So as you can see I have been busy with my knitting and a bit behind on posting.
I decided that whilst travelling on my recent trip to Europe (Sept/OCt 18) that I wouldn’t take any knitting. One of the carriers didn’t allow knitting needles (Singapore Airlines) on board so I decided that I wouldn’t take anything. Well that lasted about a week!
Whilst we were in Bergen, I did find a shop that sold traditional costumes along with craft supplies; unfortunately I got dragged away from the window by Hubbie 🙁
Then one night in our hotel in Oslo I said to Hubbie “I need something to do whilst we sit in trains and in hotel rooms beside reading and watching tv.” So off searching I went for a project and then where I could buy some yarn and needles. As I was travelling mostly by trains, I wanted a fairly simple project that didn’t require much thinking and equipment.
So searching through my pattern library I decided on the Flindra Shawl by Libby Jonson aka Truly Myrtle. Another designer I follow and love.
After searching the web, I found that Oslo had the same shop I saw in Bergen so the next day after sightseeing we went in search of the place. The place is called Heimen Husfliden and OMG the yarn!! And other stuff!
The above picture is just one corner of the yarn. See the sign that says Rauma to the right? There is more and more and more yarn around the corner there. I had died and gone to heaven.
After sort of sending hubbie away I found a lovely young girl to help with picking my yarn. We discovered quite quickly that yarn terminology between Australia and Norway is very different. They do not use ply or worsted etc just stitches and length. That did my head in trying to convert the pattern, but we got there in the end.

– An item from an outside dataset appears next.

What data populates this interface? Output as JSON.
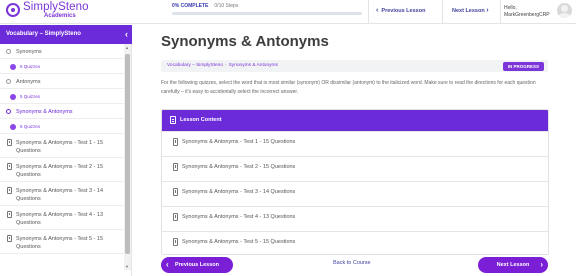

As I said I sort of sent hubbie away, but he was actually lurking in the background getting a bit tetchy so I didn’t really spend the time I would have liked to, to pick out colours. I went very safe with a white and a green. As I was in Norway, I also decided to go with some Norwegian yarn to have something to remember the trip by. I got 13 balls of Vams PT3, which happens to be made by the same brand of the sign in the above picture, Rauma.
According to their site:
“2-thread knit yarn of 100% Norwegian wool. Full-bodied wool yarn, intended for knitting warm garments. Light knitted and suitable for felting. Vams PT3 we produce at Rauma Ullvarefabrikk in Romsdalen. There are sinks, tubs, twists, spins, colors and we twist the yarn. We only use Norwegian wool. Norwegian wool is one of the world’s most environmentally friendly textile fibers. We are proud that this is a Norwegian product! Knitting strength 14-16 / 10.”
It certainly is full bodied and slightly coarser than what we are used to here in Australia.
I then got a couple of pair of circular needles and some other bits and bobs as stuff was so cheap there! The yarn cost about $5 a ball and I got some titanium tipped needles that cost the earth back in Australia but dirt cheap here. Wished I had stocked up! Actually I wished I didn’t have hubbie with me 😉
I got the yarn in a lovely thick cotton tote and the assistant threw in a couple of Norwegian knitting magazines for me to look at. Sweet! I got 13 balls of yarn, 2 sets of circular needles along with some cords, stitch makers all for under $100. Bargain.
So off I went knitting! I knitted this shawl all through the trip and finished it just after I got home. I did rip it out after I had started it as the edge stitching was a bit tight, so I had to loosen up my tension here. Other than that, it is a quick and easy knit with a lovely splash of colour.
It was then blocked and now is ready to be worn in winter as it is a huge shawl and so cuddly and warm. And it comes with some lovely memories of a great trip.
Blurry eyed, you slip out of bed, wrap your hands around a steaming cup of coffee and, stepping outside, raise your eyes to the east. Slowly, gently, the new day begins. Pull your shawl closer around your shoulders and hold on to the remnants of warmth from your bed. A golden glow teases the landscape and whispers of hope. This is Flindra, a celebration of the magical moment as night meets day and darkness is filled with light. Knitted from side to side, Flindra is an escape into delicious texture. You’ll relax to the rhythm of simple stitches, subtle colour play and delightful shifts in direction with easy increases and decreases.
Now to complete the next knitting project, yep another shawl/scarf for one of my sisters.